Reprod Toxicol. 2021 Dec:106:42-50. doi: 10.1016/j.reprotox.2021.10.002. Epub 2021 Oct 7.


Microplastics (MPs), which are emerging as a new type of environmental pollutants, have raised great concerns regarding their threats to human health. A successful pregnancy depends on the sophisticated regulation of the maternal-fetal immune balance, but the risks of polystyrene MP (PS-MP) exposure in early pregnancy remain unclear. In this study, we exposed the C57BL/6-mated BALB/c mice to PS-MP particles and used the flow cytometry to explore threats towards the immune system. Herein, the allogeneic mating murine model showed an elevated embryo resorption rate with a 10 μm PS-MP particle exposure during the peri-implantation period.

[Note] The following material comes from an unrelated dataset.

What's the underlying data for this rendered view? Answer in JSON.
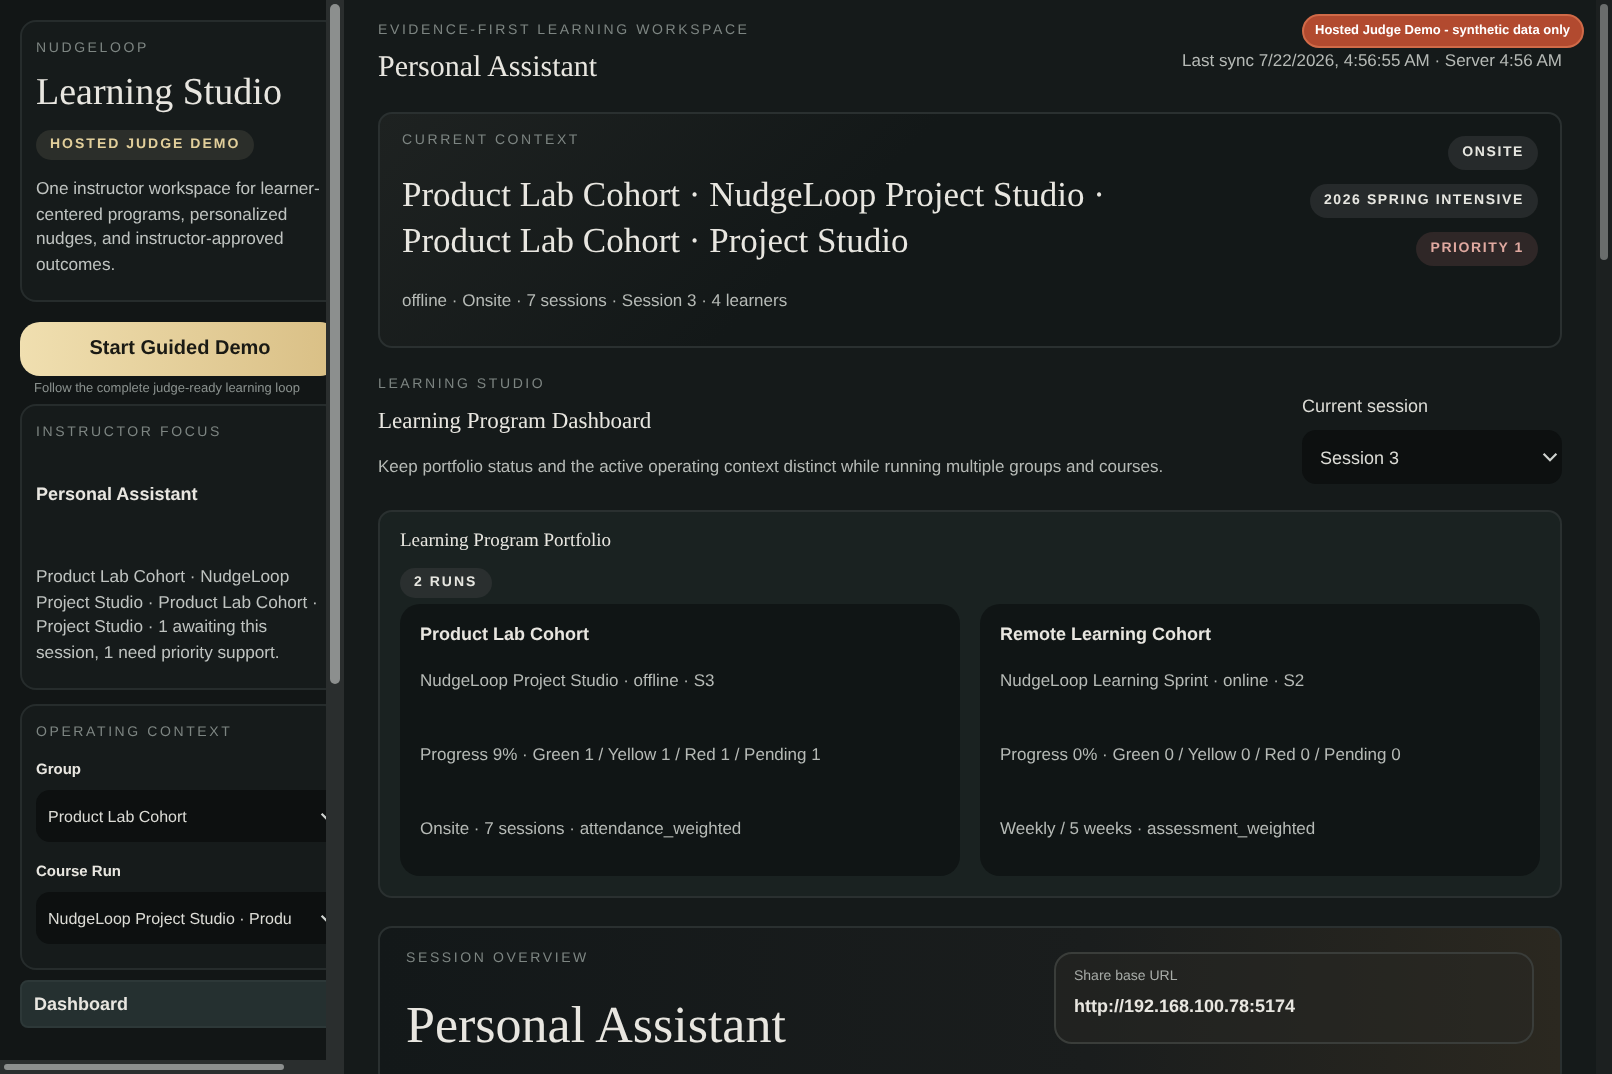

Both the number and diameter of uterine arterioles decreased, which might reduce the uterine blood supply. Moreover, the percentage of decidual natural killer cells was reduced, whereas the helper T cells in the placenta increased. In addition, the M1/M2 ratio in macrophages reversed significantly to a dominant M2-subtype. Lastly, the cytokine secretion shifted towards an immunosuppressive state. Overall, our results demonstrated that PS-MPs have the potential to cause adverse effects on pregnancy outcomes via immune disturbance, providing new insights into the study of reproductive toxicity of MP particles in the human body.

Keywords: Immune disturbance; Microplastics; Pregnancy failure; Reproductive toxicity.

Publication types

  • Research Support, Non-U.S. Gov't

MeSH terms

  • Animals
  • Cytokines / analysis
  • Embryo Loss / chemically induced*
  • Female
  • Fetus / drug effects*
  • Fetus / immunology
  • Killer Cells, Natural / drug effects*
  • Macrophages / drug effects
  • Male
  • Mice
  • Mice, Inbred BALB C
  • Mice, Inbred C57BL
  • Microplastics / toxicity*
  • Placenta / drug effects*
  • Placenta / immunology
  • Polystyrenes / toxicity*
  • Pregnancy


  • Cytokines
  • Microplastics
  • Polystyrenes